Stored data

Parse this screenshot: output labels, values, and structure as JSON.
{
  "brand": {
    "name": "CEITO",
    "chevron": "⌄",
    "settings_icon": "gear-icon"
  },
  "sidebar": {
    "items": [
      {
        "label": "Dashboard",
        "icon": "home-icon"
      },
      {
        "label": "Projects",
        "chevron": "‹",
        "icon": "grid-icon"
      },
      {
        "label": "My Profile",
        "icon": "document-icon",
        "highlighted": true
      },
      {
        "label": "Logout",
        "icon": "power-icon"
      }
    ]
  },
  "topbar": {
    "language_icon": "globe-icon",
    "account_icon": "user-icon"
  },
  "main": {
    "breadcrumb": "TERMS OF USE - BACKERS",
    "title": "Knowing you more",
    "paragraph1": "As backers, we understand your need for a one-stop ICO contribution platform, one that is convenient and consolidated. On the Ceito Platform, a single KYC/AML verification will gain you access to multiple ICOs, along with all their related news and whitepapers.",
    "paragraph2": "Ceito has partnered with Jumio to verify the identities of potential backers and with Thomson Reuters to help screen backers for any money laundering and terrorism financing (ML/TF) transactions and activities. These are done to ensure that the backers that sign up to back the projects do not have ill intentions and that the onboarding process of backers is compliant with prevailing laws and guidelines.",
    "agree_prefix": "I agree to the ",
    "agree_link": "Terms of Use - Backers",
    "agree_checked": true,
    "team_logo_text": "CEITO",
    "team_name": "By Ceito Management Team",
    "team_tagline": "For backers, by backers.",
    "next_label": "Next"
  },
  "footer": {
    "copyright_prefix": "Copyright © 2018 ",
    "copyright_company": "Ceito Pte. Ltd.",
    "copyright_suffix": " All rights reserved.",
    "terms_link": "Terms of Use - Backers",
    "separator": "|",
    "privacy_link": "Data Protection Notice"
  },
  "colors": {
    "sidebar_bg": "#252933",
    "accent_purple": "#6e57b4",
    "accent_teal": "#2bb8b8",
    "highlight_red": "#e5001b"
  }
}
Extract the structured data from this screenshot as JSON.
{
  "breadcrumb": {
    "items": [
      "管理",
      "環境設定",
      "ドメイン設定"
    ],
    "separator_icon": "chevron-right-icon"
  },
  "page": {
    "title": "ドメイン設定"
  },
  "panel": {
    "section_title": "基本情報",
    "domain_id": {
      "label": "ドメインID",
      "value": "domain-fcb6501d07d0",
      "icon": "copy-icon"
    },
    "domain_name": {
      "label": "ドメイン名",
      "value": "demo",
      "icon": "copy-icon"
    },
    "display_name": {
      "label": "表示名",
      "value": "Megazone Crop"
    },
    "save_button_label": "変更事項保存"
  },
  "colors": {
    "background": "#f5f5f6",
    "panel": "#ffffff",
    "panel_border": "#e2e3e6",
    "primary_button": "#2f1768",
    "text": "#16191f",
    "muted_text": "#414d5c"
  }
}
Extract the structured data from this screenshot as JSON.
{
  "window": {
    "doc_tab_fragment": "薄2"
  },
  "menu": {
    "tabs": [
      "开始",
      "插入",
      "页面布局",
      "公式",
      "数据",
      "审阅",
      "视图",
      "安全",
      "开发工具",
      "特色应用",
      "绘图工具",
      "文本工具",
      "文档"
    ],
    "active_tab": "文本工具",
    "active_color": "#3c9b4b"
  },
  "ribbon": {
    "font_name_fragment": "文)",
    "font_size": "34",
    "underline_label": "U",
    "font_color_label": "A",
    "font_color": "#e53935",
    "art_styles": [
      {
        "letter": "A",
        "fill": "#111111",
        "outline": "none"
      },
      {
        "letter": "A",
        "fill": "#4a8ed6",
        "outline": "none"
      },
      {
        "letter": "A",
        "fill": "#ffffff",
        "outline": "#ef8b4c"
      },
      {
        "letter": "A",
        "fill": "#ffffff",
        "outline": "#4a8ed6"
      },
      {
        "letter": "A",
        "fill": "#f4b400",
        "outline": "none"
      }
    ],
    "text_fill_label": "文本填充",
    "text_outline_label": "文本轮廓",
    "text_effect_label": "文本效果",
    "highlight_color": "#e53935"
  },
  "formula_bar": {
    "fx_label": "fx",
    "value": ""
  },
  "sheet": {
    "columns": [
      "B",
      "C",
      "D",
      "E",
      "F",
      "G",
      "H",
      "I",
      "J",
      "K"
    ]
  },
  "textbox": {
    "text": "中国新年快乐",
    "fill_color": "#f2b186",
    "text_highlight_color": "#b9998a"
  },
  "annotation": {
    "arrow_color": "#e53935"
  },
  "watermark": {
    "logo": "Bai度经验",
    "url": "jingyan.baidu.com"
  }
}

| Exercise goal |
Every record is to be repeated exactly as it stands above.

| Answer box |
Parse this screenshot: output labels, values, and structure as JSON.
{
  "brand": {
    "name": "CEITO",
    "chevron": "⌄",
    "settings_icon": "gear-icon"
  },
  "sidebar": {
    "items": [
      {
        "label": "Dashboard",
        "icon": "home-icon"
      },
      {
        "label": "Projects",
        "chevron": "‹",
        "icon": "grid-icon"
      },
      {
        "label": "My Profile",
        "icon": "document-icon",
        "highlighted": true
      },
      {
        "label": "Logout",
        "icon": "power-icon"
      }
    ]
  },
  "topbar": {
    "language_icon": "globe-icon",
    "account_icon": "user-icon"
  },
  "main": {
    "breadcrumb": "TERMS OF USE - BACKERS",
    "title": "Knowing you more",
    "paragraph1": "As backers, we understand your need for a one-stop ICO contribution platform, one that is convenient and consolidated. On the Ceito Platform, a single KYC/AML verification will gain you access to multiple ICOs, along with all their related news and whitepapers.",
    "paragraph2": "Ceito has partnered with Jumio to verify the identities of potential backers and with Thomson Reuters to help screen backers for any money laundering and terrorism financing (ML/TF) transactions and activities. These are done to ensure that the backers that sign up to back the projects do not have ill intentions and that the onboarding process of backers is compliant with prevailing laws and guidelines.",
    "agree_prefix": "I agree to the ",
    "agree_link": "Terms of Use - Backers",
    "agree_checked": true,
    "team_logo_text": "CEITO",
    "team_name": "By Ceito Management Team",
    "team_tagline": "For backers, by backers.",
    "next_label": "Next"
  },
  "footer": {
    "copyright_prefix": "Copyright © 2018 ",
    "copyright_company": "Ceito Pte. Ltd.",
    "copyright_suffix": " All rights reserved.",
    "terms_link": "Terms of Use - Backers",
    "separator": "|",
    "privacy_link": "Data Protection Notice"
  },
  "colors": {
    "sidebar_bg": "#252933",
    "accent_purple": "#6e57b4",
    "accent_teal": "#2bb8b8",
    "highlight_red": "#e5001b"
  }
}
Extract the structured data from this screenshot as JSON.
{
  "breadcrumb": {
    "items": [
      "管理",
      "環境設定",
      "ドメイン設定"
    ],
    "separator_icon": "chevron-right-icon"
  },
  "page": {
    "title": "ドメイン設定"
  },
  "panel": {
    "section_title": "基本情報",
    "domain_id": {
      "label": "ドメインID",
      "value": "domain-fcb6501d07d0",
      "icon": "copy-icon"
    },
    "domain_name": {
      "label": "ドメイン名",
      "value": "demo",
      "icon": "copy-icon"
    },
    "display_name": {
      "label": "表示名",
      "value": "Megazone Crop"
    },
    "save_button_label": "変更事項保存"
  },
  "colors": {
    "background": "#f5f5f6",
    "panel": "#ffffff",
    "panel_border": "#e2e3e6",
    "primary_button": "#2f1768",
    "text": "#16191f",
    "muted_text": "#414d5c"
  }
}
Extract the structured data from this screenshot as JSON.
{
  "window": {
    "doc_tab_fragment": "薄2"
  },
  "menu": {
    "tabs": [
      "开始",
      "插入",
      "页面布局",
      "公式",
      "数据",
      "审阅",
      "视图",
      "安全",
      "开发工具",
      "特色应用",
      "绘图工具",
      "文本工具",
      "文档"
    ],
    "active_tab": "文本工具",
    "active_color": "#3c9b4b"
  },
  "ribbon": {
    "font_name_fragment": "文)",
    "font_size": "34",
    "underline_label": "U",
    "font_color_label": "A",
    "font_color": "#e53935",
    "art_styles": [
      {
        "letter": "A",
        "fill": "#111111",
        "outline": "none"
      },
      {
        "letter": "A",
        "fill": "#4a8ed6",
        "outline": "none"
      },
      {
        "letter": "A",
        "fill": "#ffffff",
        "outline": "#ef8b4c"
      },
      {
        "letter": "A",
        "fill": "#ffffff",
        "outline": "#4a8ed6"
      },
      {
        "letter": "A",
        "fill": "#f4b400",
        "outline": "none"
      }
    ],
    "text_fill_label": "文本填充",
    "text_outline_label": "文本轮廓",
    "text_effect_label": "文本效果",
    "highlight_color": "#e53935"
  },
  "formula_bar": {
    "fx_label": "fx",
    "value": ""
  },
  "sheet": {
    "columns": [
      "B",
      "C",
      "D",
      "E",
      "F",
      "G",
      "H",
      "I",
      "J",
      "K"
    ]
  },
  "textbox": {
    "text": "中国新年快乐",
    "fill_color": "#f2b186",
    "text_highlight_color": "#b9998a"
  },
  "annotation": {
    "arrow_color": "#e53935"
  },
  "watermark": {
    "logo": "Bai度经验",
    "url": "jingyan.baidu.com"
  }
}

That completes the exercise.